The SFU Reconciliation Workshop was a day-and-a-half event designed to create space for the campus community to discuss the role of SFU in supporting reconciliation among Indigenous and non-Indigenous peoples.
February 27, 2014
Reconciliation through Poetry
The Centre for Dialogue commissioned a series of five poems exploring the concept of reconciliation in honour of Chief Robert Joseph.
March 06, 2014
Youth Voices on Reconciliation
This was a day-long dialogue for students, teachers and administrators to discuss the role of the high school system in creating reconciliation among Indigenous and non-Indigenous peoples.
Simon Fraser University's Morris J. Wosk Centre for Dialogue presents a series of videos highlighting the work of Chief Robert Joseph. Click here to watch the video series.
Award Program Outcomes
- Developing shared principles to support the reconciliation of a broad range of historical and contemporary injustices in Canadian society, in conjunction with stakeholders affected by injustice

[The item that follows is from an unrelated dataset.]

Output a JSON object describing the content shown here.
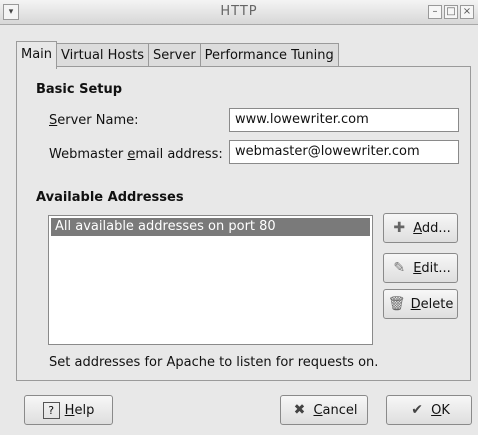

- Highlighting the life and work of Chief Robert Joseph through a series of short videos, which have since been used as an educational resource by Canada's Truth and Reconciliation Commission and local high schools
- Commissioning a series of reconciliation poems, originally presented in partnership with Vancouver Public Library and since featured in SubTerrain magazine and placed on display at Vancouver City Hall
- Exploring the role of BC's education system in supporting reconciliation by engaging students, instructors and administrators at the SFU Reconciliation Workshop and Youth Voices on Reconciliation high school event
Select Media & Commentary
Reconciling injustices in a pluralistic Canada
The Vancouver Sun, January 29, 2014
ABOUT THE JACK P. BLANEY AWARD FOR DIALOGUE
The Jack P. Blaney Award for Dialogue is presented to an individual who exemplifies, internationally, the spirit and programs of SFU's Morris J. Wosk Centre for Dialogue. Recipients of the award have demonstrated excellence and accomplishments in using dialogue to further complex issues of public importance.
F T I YT